Call us all kinds of names, if you will, but one thing we're not is bad losers. No wonder Indians are among the happiest people in the world. Winning or losing, we take it all in our stride.

india Updated: Oct 17, 2010 21:39 IST

Call us all kinds of names, if you will, but one thing we're not is bad losers. No wonder Indians are among the happiest people in the world. Winning or losing, we take it all in our stride.

Some might argue against such non-aggressive acceptance of defeat and its corrosive, long-term effect on our national killer instinct, but we can be as gracious in victory as after a thorough pasting.

This is something that can't be said, at least not with any credible conviction, about certain others.

Now if all of Ricky Ponting's glowering and his miffed refusal to provide V V S Laxman with a runner in the second Test match were not enough, there's the curious matter of a suicidal washing machine hurling itself from the eighth floor of the Commonwealth Games Village along with other random acts of vandalism that followed the very same Test.

Two things stand out here.

One, despite all the earlier brouhaha over the supposedly iffy and under-equipped Games Village, it certainly wasn't the machine's wash cycle that had anything to do with it.

Two, golden bounties aside, it is still cricket that makes some hearts tick. How else would you explain the strange wreckage that followed Sachin Tendulkar's 49th ton on the way to India's clean sweep of the recent Test series?

Well, regime change is never easy and as various Indian sports and their stars begin usurping thrones warmed by long-reigning behinds, we'll do well to learn to be gracious in victory, while watching out for those sour grapes being hurled in our direction. That shouldn't be too tough for us underdogs.

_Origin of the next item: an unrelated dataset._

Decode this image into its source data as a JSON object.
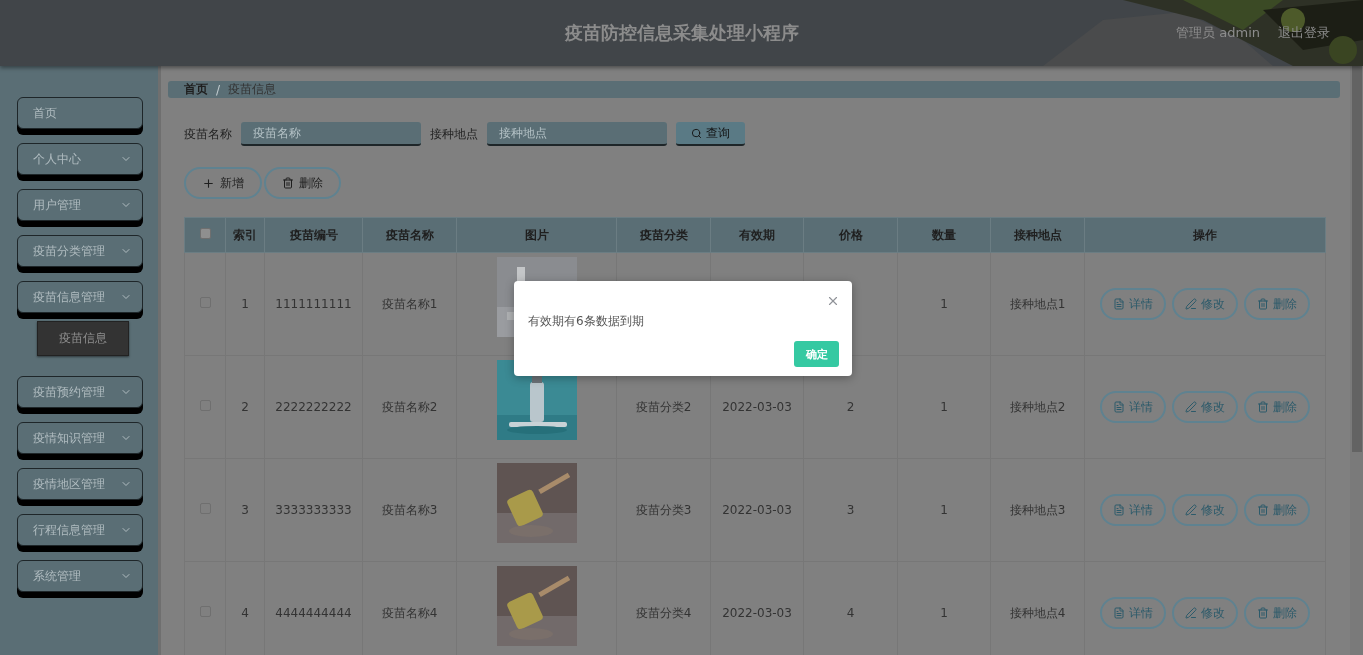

After all we've been sitting on the bench and awaiting our turn long enough to have watched the world from the other side. Now if only some of the others would learn to get comfortable on that hard old bench.